This went on for years, and inadvertently sent PFAS pollution into area wells, including the Blackfords’, former MPCA hydrogeologist Ingrid Verhagen publicly acknowledged in 2013.
Prior to that, Verhage had written letters to the Blackfords assuring them their water was safe because the contaminated water wouldn’t flow uphill.
“The laws of physics indicate that groundwater does not flow uphill or upgradient rather groundwater flows from higher elevation to lower elevation,” she wrote in a 1999 letter to the Blackfords.
Former MPCA hydrogeologist Mark Toso’s first job at the agency in 1992 included working on the VOC remediation at the Washington County Landfill. Donning a raincoat, he would put a bowl under the giant sprinklers the MPCA was using to aerate the groundwater, wait for the bowl to fill with water and grab it for analysis.
“I thought it was a pretty stupid idea to begin with,” Toso told the Reformer. “You’re blasting this stuff into the air.”
The state was focused on VOCs, not the PFAS-contaminated water falling on Toso’s head and expanding the PFAS plume below him.
“That definitely expanded the size of the groundwater contamination,” Toso said.
Toso quit in 2001 after repeatedly complaining that the agency failed to clean up and protect groundwater and private drinking water wells. He filed a whistleblower lawsuit, which was settled last year.
‘How long have we been carrying those bottles up here?’
The Blackfords are now both 70 years old, have elevated PFAS levels in their blood, and are still grappling with the government over what was dumped in the landfill — which they call Mount Trashmore — and then leached into the soil and into groundwater that supplies their well.
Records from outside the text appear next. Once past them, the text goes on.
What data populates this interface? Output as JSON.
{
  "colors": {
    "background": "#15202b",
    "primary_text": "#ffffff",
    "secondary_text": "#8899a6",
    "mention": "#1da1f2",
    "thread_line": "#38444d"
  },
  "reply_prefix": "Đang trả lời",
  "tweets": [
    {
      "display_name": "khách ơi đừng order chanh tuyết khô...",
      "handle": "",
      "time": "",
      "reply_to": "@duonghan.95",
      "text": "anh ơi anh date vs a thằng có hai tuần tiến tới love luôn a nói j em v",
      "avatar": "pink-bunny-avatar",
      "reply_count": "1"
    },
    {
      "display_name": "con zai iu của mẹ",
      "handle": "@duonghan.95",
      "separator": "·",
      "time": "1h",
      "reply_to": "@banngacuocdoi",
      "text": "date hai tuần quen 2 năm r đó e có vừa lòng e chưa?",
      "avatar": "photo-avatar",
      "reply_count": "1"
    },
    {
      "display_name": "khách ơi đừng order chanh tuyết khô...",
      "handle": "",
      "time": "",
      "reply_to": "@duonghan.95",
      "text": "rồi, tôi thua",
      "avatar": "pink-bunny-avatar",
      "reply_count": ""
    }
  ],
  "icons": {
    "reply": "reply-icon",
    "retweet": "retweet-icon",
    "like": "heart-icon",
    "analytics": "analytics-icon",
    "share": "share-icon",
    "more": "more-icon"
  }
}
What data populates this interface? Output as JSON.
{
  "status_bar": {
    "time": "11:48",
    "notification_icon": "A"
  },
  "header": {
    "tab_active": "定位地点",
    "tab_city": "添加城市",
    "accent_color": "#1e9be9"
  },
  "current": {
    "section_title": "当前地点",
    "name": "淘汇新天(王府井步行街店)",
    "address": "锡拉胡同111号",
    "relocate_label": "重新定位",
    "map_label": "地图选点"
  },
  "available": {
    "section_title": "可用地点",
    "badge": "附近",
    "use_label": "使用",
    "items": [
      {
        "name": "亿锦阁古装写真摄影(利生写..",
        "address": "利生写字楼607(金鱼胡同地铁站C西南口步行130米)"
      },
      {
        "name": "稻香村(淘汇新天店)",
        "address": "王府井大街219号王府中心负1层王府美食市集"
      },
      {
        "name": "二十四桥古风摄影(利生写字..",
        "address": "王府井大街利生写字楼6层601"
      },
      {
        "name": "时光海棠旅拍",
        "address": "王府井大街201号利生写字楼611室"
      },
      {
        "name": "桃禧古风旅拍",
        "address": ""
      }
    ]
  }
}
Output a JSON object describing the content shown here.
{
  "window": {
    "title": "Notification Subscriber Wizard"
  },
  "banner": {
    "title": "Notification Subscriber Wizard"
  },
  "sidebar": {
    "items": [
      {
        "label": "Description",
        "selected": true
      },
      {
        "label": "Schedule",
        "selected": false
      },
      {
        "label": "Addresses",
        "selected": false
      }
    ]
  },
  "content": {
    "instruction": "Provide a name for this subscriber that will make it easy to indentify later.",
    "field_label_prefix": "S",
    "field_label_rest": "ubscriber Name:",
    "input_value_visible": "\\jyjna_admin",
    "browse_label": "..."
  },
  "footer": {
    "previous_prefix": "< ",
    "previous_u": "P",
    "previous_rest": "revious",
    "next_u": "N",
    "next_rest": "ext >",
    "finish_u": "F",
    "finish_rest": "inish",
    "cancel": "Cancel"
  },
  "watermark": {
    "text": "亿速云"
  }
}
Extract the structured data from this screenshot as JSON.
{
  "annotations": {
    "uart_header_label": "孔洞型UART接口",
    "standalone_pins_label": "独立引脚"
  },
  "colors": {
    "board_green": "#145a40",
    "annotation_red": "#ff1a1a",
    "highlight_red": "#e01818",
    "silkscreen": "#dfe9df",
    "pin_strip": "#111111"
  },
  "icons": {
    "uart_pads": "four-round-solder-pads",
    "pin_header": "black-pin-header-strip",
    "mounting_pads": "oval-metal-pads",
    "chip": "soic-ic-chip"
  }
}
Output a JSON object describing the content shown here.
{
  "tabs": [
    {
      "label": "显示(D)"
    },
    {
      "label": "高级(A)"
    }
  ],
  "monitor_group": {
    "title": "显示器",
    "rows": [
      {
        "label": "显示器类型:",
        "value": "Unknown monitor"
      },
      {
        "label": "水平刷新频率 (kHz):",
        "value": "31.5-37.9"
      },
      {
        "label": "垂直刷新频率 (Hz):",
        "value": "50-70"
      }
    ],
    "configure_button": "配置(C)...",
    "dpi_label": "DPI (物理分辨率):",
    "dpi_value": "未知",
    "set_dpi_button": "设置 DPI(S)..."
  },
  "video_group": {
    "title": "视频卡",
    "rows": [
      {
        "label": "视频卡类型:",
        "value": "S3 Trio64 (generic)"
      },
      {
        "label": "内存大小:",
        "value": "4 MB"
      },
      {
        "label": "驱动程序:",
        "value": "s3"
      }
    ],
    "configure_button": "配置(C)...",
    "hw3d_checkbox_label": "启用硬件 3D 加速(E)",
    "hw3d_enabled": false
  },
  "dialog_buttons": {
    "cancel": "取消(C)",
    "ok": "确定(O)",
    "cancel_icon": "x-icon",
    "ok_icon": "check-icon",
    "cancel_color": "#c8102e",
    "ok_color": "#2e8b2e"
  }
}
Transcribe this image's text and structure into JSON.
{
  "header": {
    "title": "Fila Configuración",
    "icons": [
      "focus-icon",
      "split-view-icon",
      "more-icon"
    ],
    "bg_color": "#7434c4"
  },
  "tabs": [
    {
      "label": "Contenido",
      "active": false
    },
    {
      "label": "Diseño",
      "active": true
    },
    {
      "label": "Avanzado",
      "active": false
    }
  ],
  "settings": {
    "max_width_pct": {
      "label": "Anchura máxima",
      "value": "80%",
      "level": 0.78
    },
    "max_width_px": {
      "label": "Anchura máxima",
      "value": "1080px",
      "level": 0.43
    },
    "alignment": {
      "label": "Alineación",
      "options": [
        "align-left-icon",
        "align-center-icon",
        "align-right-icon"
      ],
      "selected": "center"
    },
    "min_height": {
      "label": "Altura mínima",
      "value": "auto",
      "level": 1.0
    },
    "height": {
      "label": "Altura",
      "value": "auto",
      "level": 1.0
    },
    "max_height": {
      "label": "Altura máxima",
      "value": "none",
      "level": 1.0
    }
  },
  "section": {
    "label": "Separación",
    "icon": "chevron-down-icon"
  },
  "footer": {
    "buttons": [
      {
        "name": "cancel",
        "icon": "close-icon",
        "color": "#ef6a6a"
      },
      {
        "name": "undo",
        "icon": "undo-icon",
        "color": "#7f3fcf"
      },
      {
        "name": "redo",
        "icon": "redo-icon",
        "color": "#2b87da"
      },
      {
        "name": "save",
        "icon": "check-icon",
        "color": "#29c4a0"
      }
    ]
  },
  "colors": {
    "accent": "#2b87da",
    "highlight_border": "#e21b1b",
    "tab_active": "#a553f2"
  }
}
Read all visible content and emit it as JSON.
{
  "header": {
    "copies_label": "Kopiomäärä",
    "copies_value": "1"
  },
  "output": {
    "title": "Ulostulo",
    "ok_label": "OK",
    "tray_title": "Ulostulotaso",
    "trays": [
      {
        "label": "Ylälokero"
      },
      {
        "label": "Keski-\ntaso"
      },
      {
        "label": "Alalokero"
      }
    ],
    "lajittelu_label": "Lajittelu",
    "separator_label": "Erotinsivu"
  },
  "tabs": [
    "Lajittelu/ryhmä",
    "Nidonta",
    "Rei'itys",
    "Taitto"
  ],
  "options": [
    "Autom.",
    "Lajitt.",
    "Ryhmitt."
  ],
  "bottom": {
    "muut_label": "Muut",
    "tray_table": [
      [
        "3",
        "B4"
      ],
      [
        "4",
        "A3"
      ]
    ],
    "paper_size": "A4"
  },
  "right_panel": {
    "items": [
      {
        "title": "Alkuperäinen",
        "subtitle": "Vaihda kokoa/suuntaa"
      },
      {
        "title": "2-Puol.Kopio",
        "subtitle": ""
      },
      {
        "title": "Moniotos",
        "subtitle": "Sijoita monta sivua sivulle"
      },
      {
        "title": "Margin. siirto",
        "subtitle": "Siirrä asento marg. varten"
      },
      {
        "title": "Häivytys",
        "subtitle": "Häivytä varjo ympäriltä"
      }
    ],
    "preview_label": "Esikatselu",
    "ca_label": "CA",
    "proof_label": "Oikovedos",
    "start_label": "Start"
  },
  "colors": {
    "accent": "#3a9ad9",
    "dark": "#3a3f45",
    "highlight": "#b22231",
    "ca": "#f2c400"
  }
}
Each month, they lug huge jugs of spring water up a spiral staircase to their living quarters.
“How long have we been carrying those bottles up here?” Judith Blackford asked her husband, who has Parkinson’s disease. “We’re tired.”
They haven’t been able to convince anybody at 3M or in the government — city, county or state — to spend the money to bring city water to their home. The state estimates connecting the Blackfords to city water would cost nearly $247,000.
MPCA documents indicate the agency hired a consultant to look at extending city water to the Blackfords and a few nearby homes, but concluded a whole-house granular activated carbon treatment system was the more cost-effective option, at an installation cost of $2,500.
The MPCA said the treatment system uses the same technology employed to remove PFAS from municipal systems, and is used in hundreds of other homes in the east metro, where there’s a 200-square-mile underground plume of PFAS contamination.
The Blackfords prefer city water. They don’t trust the state to keep paying for the filter service.
“The Blackford family has basically been abandoned by all levels of government,” Jim Blackford said. “It is clear to me that they are all waiting for us to die or move away.”
Meanwhile, an upscale housing development called Tapestry at Charlotte’s Grove was built just east of the Blackfords, with about 80 colorful, custom homes along winding roads — supplied with Lake Elmo water.
In 2006, 3M paid the cost to connect about 200 homes near the landfill to Lake Elmo water, but went around the Blackfords’ place.
“We can see the (city) fire hydrant from our kitchen window,” Jim Blackford said. “They didn’t even try.”
Why don’t they sell the home?
“Who’s gonna buy it?” Judy Blackford asked.